■ **ASSIGNED TASK**
Go through the data underneath and copy every line exactly.

Element data from apps and pages:
▼
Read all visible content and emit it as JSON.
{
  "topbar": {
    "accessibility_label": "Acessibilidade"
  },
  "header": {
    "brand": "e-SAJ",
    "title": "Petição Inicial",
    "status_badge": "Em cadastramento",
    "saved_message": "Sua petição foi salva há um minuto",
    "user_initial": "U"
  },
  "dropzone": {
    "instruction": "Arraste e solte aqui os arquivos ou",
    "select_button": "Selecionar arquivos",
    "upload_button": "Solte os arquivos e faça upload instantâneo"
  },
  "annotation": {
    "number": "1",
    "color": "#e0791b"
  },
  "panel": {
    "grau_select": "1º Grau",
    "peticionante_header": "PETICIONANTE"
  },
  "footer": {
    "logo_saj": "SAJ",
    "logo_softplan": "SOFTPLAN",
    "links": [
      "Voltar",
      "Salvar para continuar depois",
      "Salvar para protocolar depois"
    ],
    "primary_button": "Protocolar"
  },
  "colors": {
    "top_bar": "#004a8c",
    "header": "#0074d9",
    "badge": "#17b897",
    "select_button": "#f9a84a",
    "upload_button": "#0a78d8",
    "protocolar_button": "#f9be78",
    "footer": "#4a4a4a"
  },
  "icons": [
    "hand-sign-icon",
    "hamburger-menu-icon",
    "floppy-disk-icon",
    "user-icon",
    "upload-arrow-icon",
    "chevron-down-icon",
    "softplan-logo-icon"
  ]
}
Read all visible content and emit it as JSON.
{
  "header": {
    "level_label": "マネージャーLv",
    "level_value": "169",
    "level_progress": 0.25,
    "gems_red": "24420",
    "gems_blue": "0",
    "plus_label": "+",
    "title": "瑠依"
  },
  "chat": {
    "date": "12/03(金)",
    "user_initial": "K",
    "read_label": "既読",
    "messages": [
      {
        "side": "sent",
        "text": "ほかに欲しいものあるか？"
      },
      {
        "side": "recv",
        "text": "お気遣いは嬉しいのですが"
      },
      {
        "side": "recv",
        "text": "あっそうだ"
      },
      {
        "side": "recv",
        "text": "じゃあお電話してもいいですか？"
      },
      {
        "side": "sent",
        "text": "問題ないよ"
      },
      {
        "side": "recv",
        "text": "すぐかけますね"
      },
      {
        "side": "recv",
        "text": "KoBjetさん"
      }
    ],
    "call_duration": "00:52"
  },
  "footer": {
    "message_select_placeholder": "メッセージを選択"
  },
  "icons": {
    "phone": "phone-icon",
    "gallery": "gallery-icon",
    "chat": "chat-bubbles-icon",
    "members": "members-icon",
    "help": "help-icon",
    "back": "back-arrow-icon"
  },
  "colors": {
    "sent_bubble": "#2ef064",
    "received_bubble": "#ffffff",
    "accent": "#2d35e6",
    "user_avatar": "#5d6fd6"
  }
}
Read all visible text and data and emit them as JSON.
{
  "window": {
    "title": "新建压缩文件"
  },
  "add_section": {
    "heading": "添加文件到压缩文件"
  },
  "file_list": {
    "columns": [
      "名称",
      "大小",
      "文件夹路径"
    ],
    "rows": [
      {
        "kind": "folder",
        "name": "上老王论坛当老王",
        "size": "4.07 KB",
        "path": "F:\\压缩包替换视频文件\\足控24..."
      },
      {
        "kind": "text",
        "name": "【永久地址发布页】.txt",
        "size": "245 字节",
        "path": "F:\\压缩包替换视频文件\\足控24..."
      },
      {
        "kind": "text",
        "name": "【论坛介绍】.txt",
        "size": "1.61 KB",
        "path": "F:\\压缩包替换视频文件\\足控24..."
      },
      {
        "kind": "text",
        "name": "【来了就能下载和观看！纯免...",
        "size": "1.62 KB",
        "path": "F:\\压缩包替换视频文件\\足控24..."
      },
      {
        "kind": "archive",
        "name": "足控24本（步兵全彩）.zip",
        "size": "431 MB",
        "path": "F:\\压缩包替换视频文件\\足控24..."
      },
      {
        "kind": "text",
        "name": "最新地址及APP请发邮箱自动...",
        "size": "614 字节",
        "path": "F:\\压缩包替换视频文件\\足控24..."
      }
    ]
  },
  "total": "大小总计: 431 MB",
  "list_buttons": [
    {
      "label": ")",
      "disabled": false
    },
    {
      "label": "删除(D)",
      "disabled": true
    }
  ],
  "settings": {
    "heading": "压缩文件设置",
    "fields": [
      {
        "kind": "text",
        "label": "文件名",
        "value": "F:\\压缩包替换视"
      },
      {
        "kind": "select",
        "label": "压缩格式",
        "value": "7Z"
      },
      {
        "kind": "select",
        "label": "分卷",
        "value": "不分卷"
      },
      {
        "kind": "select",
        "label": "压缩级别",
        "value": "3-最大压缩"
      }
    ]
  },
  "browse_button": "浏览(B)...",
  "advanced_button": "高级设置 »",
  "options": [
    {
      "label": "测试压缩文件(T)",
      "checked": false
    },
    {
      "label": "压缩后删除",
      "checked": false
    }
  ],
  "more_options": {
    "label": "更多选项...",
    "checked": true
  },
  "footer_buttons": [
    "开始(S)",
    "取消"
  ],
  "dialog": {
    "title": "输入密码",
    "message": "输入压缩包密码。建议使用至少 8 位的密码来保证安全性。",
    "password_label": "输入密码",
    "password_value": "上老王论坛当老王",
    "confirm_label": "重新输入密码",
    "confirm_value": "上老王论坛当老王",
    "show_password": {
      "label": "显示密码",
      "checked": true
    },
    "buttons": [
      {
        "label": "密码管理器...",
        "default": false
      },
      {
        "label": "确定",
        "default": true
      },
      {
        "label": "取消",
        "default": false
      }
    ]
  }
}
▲
■ **OUTPUT OF THE TASK**
Read all visible content and emit it as JSON.
{
  "topbar": {
    "accessibility_label": "Acessibilidade"
  },
  "header": {
    "brand": "e-SAJ",
    "title": "Petição Inicial",
    "status_badge": "Em cadastramento",
    "saved_message": "Sua petição foi salva há um minuto",
    "user_initial": "U"
  },
  "dropzone": {
    "instruction": "Arraste e solte aqui os arquivos ou",
    "select_button": "Selecionar arquivos",
    "upload_button": "Solte os arquivos e faça upload instantâneo"
  },
  "annotation": {
    "number": "1",
    "color": "#e0791b"
  },
  "panel": {
    "grau_select": "1º Grau",
    "peticionante_header": "PETICIONANTE"
  },
  "footer": {
    "logo_saj": "SAJ",
    "logo_softplan": "SOFTPLAN",
    "links": [
      "Voltar",
      "Salvar para continuar depois",
      "Salvar para protocolar depois"
    ],
    "primary_button": "Protocolar"
  },
  "colors": {
    "top_bar": "#004a8c",
    "header": "#0074d9",
    "badge": "#17b897",
    "select_button": "#f9a84a",
    "upload_button": "#0a78d8",
    "protocolar_button": "#f9be78",
    "footer": "#4a4a4a"
  },
  "icons": [
    "hand-sign-icon",
    "hamburger-menu-icon",
    "floppy-disk-icon",
    "user-icon",
    "upload-arrow-icon",
    "chevron-down-icon",
    "softplan-logo-icon"
  ]
}
Read all visible content and emit it as JSON.
{
  "header": {
    "level_label": "マネージャーLv",
    "level_value": "169",
    "level_progress": 0.25,
    "gems_red": "24420",
    "gems_blue": "0",
    "plus_label": "+",
    "title": "瑠依"
  },
  "chat": {
    "date": "12/03(金)",
    "user_initial": "K",
    "read_label": "既読",
    "messages": [
      {
        "side": "sent",
        "text": "ほかに欲しいものあるか？"
      },
      {
        "side": "recv",
        "text": "お気遣いは嬉しいのですが"
      },
      {
        "side": "recv",
        "text": "あっそうだ"
      },
      {
        "side": "recv",
        "text": "じゃあお電話してもいいですか？"
      },
      {
        "side": "sent",
        "text": "問題ないよ"
      },
      {
        "side": "recv",
        "text": "すぐかけますね"
      },
      {
        "side": "recv",
        "text": "KoBjetさん"
      }
    ],
    "call_duration": "00:52"
  },
  "footer": {
    "message_select_placeholder": "メッセージを選択"
  },
  "icons": {
    "phone": "phone-icon",
    "gallery": "gallery-icon",
    "chat": "chat-bubbles-icon",
    "members": "members-icon",
    "help": "help-icon",
    "back": "back-arrow-icon"
  },
  "colors": {
    "sent_bubble": "#2ef064",
    "received_bubble": "#ffffff",
    "accent": "#2d35e6",
    "user_avatar": "#5d6fd6"
  }
}
Read all visible text and data and emit them as JSON.
{
  "window": {
    "title": "新建压缩文件"
  },
  "add_section": {
    "heading": "添加文件到压缩文件"
  },
  "file_list": {
    "columns": [
      "名称",
      "大小",
      "文件夹路径"
    ],
    "rows": [
      {
        "kind": "folder",
        "name": "上老王论坛当老王",
        "size": "4.07 KB",
        "path": "F:\\压缩包替换视频文件\\足控24..."
      },
      {
        "kind": "text",
        "name": "【永久地址发布页】.txt",
        "size": "245 字节",
        "path": "F:\\压缩包替换视频文件\\足控24..."
      },
      {
        "kind": "text",
        "name": "【论坛介绍】.txt",
        "size": "1.61 KB",
        "path": "F:\\压缩包替换视频文件\\足控24..."
      },
      {
        "kind": "text",
        "name": "【来了就能下载和观看！纯免...",
        "size": "1.62 KB",
        "path": "F:\\压缩包替换视频文件\\足控24..."
      },
      {
        "kind": "archive",
        "name": "足控24本（步兵全彩）.zip",
        "size": "431 MB",
        "path": "F:\\压缩包替换视频文件\\足控24..."
      },
      {
        "kind": "text",
        "name": "最新地址及APP请发邮箱自动...",
        "size": "614 字节",
        "path": "F:\\压缩包替换视频文件\\足控24..."
      }
    ]
  },
  "total": "大小总计: 431 MB",
  "list_buttons": [
    {
      "label": ")",
      "disabled": false
    },
    {
      "label": "删除(D)",
      "disabled": true
    }
  ],
  "settings": {
    "heading": "压缩文件设置",
    "fields": [
      {
        "kind": "text",
        "label": "文件名",
        "value": "F:\\压缩包替换视"
      },
      {
        "kind": "select",
        "label": "压缩格式",
        "value": "7Z"
      },
      {
        "kind": "select",
        "label": "分卷",
        "value": "不分卷"
      },
      {
        "kind": "select",
        "label": "压缩级别",
        "value": "3-最大压缩"
      }
    ]
  },
  "browse_button": "浏览(B)...",
  "advanced_button": "高级设置 »",
  "options": [
    {
      "label": "测试压缩文件(T)",
      "checked": false
    },
    {
      "label": "压缩后删除",
      "checked": false
    }
  ],
  "more_options": {
    "label": "更多选项...",
    "checked": true
  },
  "footer_buttons": [
    "开始(S)",
    "取消"
  ],
  "dialog": {
    "title": "输入密码",
    "message": "输入压缩包密码。建议使用至少 8 位的密码来保证安全性。",
    "password_label": "输入密码",
    "password_value": "上老王论坛当老王",
    "confirm_label": "重新输入密码",
    "confirm_value": "上老王论坛当老王",
    "show_password": {
      "label": "显示密码",
      "checked": true
    },
    "buttons": [
      {
        "label": "密码管理器...",
        "default": false
      },
      {
        "label": "确定",
        "default": true
      },
      {
        "label": "取消",
        "default": false
      }
    ]
  }
}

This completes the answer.